(What to produce) Retype each of the records below exactly, leaving the pictures out.

(The records)
————

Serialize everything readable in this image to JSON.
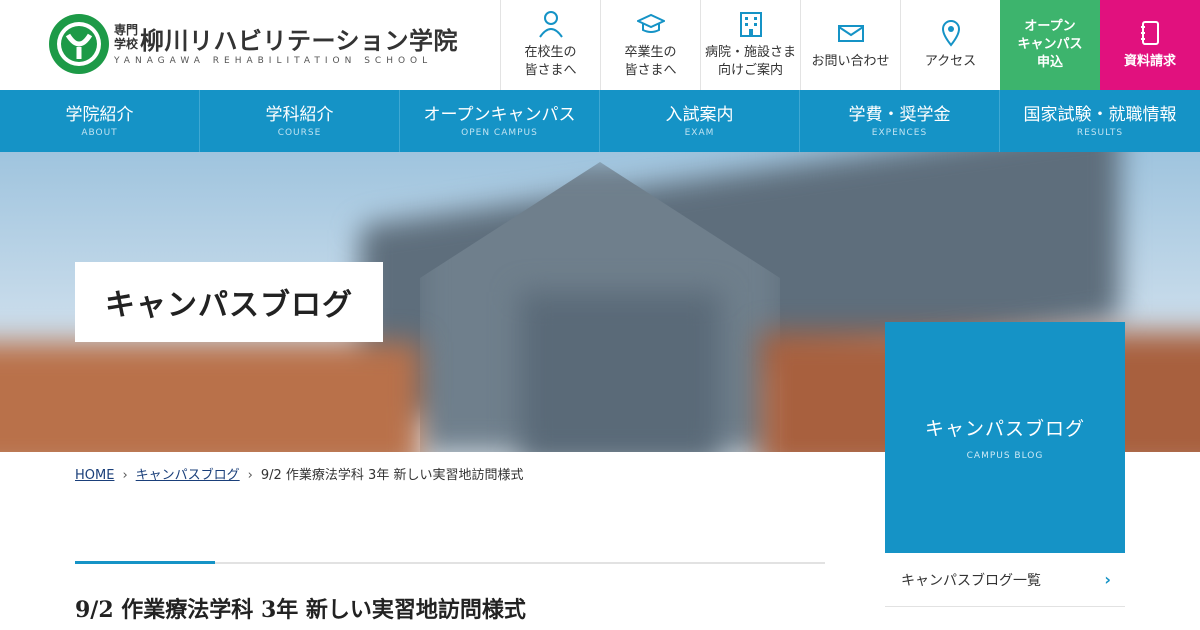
{
  "header": {
    "logo_prefix_line1": "専門",
    "logo_prefix_line2": "学校",
    "logo_name": "柳川リハビリテーション学院",
    "logo_en": "YANAGAWA REHABILITATION SCHOOL",
    "utility": [
      {
        "label": "在校生の\n皆さまへ",
        "icon": "person-icon"
      },
      {
        "label": "卒業生の\n皆さまへ",
        "icon": "graduation-cap-icon"
      },
      {
        "label": "病院・施設さま\n向けご案内",
        "icon": "building-icon"
      },
      {
        "label": "お問い合わせ",
        "icon": "mail-icon"
      },
      {
        "label": "アクセス",
        "icon": "map-pin-icon"
      }
    ],
    "cta_open": "オープン\nキャンパス\n申込",
    "cta_docs": "資料請求",
    "colors": {
      "cta_open": "#3db46d",
      "cta_docs": "#e1117e",
      "brand": "#1593c6"
    }
  },
  "nav": [
    {
      "jp": "学院紹介",
      "en": "ABOUT"
    },
    {
      "jp": "学科紹介",
      "en": "COURSE"
    },
    {
      "jp": "オープンキャンパス",
      "en": "OPEN CAMPUS"
    },
    {
      "jp": "入試案内",
      "en": "EXAM"
    },
    {
      "jp": "学費・奨学金",
      "en": "EXPENCES"
    },
    {
      "jp": "国家試験・就職情報",
      "en": "RESULTS"
    }
  ],
  "hero": {
    "title": "キャンパスブログ"
  },
  "breadcrumb": {
    "home": "HOME",
    "section": "キャンパスブログ",
    "current": "9/2 作業療法学科 3年 新しい実習地訪問様式"
  },
  "article": {
    "title": "9/2 作業療法学科 3年 新しい実習地訪問様式"
  },
  "sidebar": {
    "title": "キャンパスブログ",
    "subtitle": "CAMPUS BLOG",
    "link": "キャンパスブログ一覧"
  }
}
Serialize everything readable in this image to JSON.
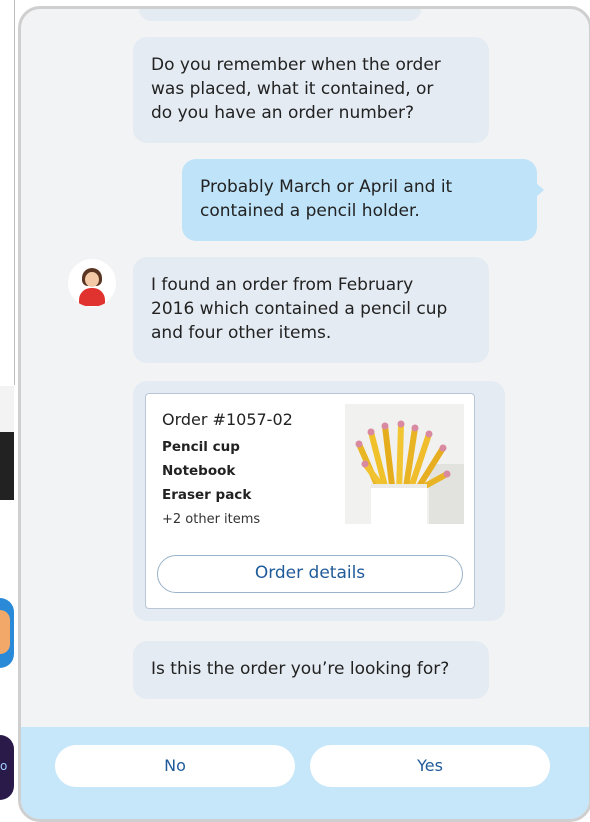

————

(Written solution)
Serialize everything readable in this image to JSON.
{
  "header": {
    "logo_prefix_line1": "専門",
    "logo_prefix_line2": "学校",
    "logo_name": "柳川リハビリテーション学院",
    "logo_en": "YANAGAWA REHABILITATION SCHOOL",
    "utility": [
      {
        "label": "在校生の\n皆さまへ",
        "icon": "person-icon"
      },
      {
        "label": "卒業生の\n皆さまへ",
        "icon": "graduation-cap-icon"
      },
      {
        "label": "病院・施設さま\n向けご案内",
        "icon": "building-icon"
      },
      {
        "label": "お問い合わせ",
        "icon": "mail-icon"
      },
      {
        "label": "アクセス",
        "icon": "map-pin-icon"
      }
    ],
    "cta_open": "オープン\nキャンパス\n申込",
    "cta_docs": "資料請求",
    "colors": {
      "cta_open": "#3db46d",
      "cta_docs": "#e1117e",
      "brand": "#1593c6"
    }
  },
  "nav": [
    {
      "jp": "学院紹介",
      "en": "ABOUT"
    },
    {
      "jp": "学科紹介",
      "en": "COURSE"
    },
    {
      "jp": "オープンキャンパス",
      "en": "OPEN CAMPUS"
    },
    {
      "jp": "入試案内",
      "en": "EXAM"
    },
    {
      "jp": "学費・奨学金",
      "en": "EXPENCES"
    },
    {
      "jp": "国家試験・就職情報",
      "en": "RESULTS"
    }
  ],
  "hero": {
    "title": "キャンパスブログ"
  },
  "breadcrumb": {
    "home": "HOME",
    "section": "キャンパスブログ",
    "current": "9/2 作業療法学科 3年 新しい実習地訪問様式"
  },
  "article": {
    "title": "9/2 作業療法学科 3年 新しい実習地訪問様式"
  },
  "sidebar": {
    "title": "キャンパスブログ",
    "subtitle": "CAMPUS BLOG",
    "link": "キャンパスブログ一覧"
  }
}
Serialize everything readable in this image to JSON.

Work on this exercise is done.